Predictably perhaps, given the season, it’s all go here at Slightly Foxed, what with dispatching the new book bags (for which there’s been a gratifying demand – hurry while stocks last!), taking orders and sending off copies of the quarterly to new subscribers. Then, of course, there’s fulfilling requests for Slightly Foxed Editions, forwarding orders for slipcases (also very popular at this time of year), chatting on the phone to those of you who ring us with enquiries and suggestions (always welcome), not to mention all the stuffing and franking of envelopes that goes with a small business like ours.
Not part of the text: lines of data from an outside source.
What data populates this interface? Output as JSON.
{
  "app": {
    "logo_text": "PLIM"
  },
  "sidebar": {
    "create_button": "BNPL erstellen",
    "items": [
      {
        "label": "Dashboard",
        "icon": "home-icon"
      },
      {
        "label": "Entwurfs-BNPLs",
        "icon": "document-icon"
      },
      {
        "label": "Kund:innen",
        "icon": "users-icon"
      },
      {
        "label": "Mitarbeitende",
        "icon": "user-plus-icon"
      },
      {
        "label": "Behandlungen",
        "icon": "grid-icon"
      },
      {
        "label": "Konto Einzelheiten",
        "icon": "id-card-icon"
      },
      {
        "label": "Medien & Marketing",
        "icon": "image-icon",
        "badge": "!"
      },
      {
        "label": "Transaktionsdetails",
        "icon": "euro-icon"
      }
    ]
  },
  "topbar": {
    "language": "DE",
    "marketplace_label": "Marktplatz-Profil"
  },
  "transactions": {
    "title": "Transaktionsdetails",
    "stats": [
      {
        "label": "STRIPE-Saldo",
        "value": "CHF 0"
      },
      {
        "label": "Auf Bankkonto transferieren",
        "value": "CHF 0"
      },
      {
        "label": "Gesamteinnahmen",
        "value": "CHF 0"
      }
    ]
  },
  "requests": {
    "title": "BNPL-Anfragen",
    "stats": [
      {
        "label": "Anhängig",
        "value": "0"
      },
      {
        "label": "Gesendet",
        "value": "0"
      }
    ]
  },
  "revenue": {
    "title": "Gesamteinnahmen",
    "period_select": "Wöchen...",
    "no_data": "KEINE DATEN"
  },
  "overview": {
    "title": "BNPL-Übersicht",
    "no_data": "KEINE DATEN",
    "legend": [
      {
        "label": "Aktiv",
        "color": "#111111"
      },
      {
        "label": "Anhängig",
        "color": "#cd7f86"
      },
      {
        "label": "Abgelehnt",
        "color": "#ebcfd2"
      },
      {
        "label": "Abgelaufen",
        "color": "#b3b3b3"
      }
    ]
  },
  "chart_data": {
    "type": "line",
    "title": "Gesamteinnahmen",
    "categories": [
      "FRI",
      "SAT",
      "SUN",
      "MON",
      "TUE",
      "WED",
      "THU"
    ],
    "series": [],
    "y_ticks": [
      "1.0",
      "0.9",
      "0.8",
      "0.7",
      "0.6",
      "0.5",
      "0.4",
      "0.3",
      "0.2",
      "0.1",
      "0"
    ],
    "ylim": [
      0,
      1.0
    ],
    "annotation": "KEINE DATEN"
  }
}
We say ‘a small business’, which of course it is, but in the past months we do seem to have suddenly grown. As well as invaluable part-timers and a succession of helpful work experience people, we have a new addition to the full-time staff – Richard, who’s joined us from university and spends part of the week helping here in various ways and part of the week serving in the shop. He’s done sterling work on the Slightly Foxed Catalogue, which we hope has reached you all by now and is providing ideas for some additional winter reading and possible Christmas presents. Tony and the bookshop staff are standing by for any orders you may have.
Another development is the revival this year of the Christmas Fox – in a larger, more readable format. Those of you who’ve been with us from early on may remember the first two in this series – little paperbound pieces of original writing which (at £5) stand beautifully on their own as small presents or elegant substitutes for a card. We gave ourselves a break in order to establish the Slightly Foxed Editions, but this year our regular contributor and award-winning short-story writer Linda Leatherbarrow came up with a story we found irresistible. Between the Lines features two rather solitary people, a cat and a printing press – we loved it and think you will too.
We’re also especially pleased with the latest of the Slightly Foxed Editions, the author-illustrator Edward Ardizzone’s memoir of his Edwardian childhood, The Young Ardizzone (see p. 14). Written with the mixture of gentle humour and sharp observation that characterizes his drawings, and illustrated on almost every page, it tells the story of a somewhat peripatetic childhood spent, with his brother and sister, in the care of their much-loved but irascible grandmother while his parents were mainly absent in the Far East, where his father was a telegraph engineer. A must for fans of Ardizzone, young and old, and an excellent introduction for those who haven’t yet discovered him.
And finally, by popular request, another literary Christmas crossword. You’ll find it tucked into this issue. Entries should reach us no later than 14 January, and the first correct one to be drawn out of a hat will receive a year’s free subscription.
So put your feet up, charge your glass with something cheering and escape, for a moment, troubling thoughts of government cuts, global warming, the challenge of the e-book and other similar worries. As always, we do thank you for your loyalty and send you our very best wishes for the coming year.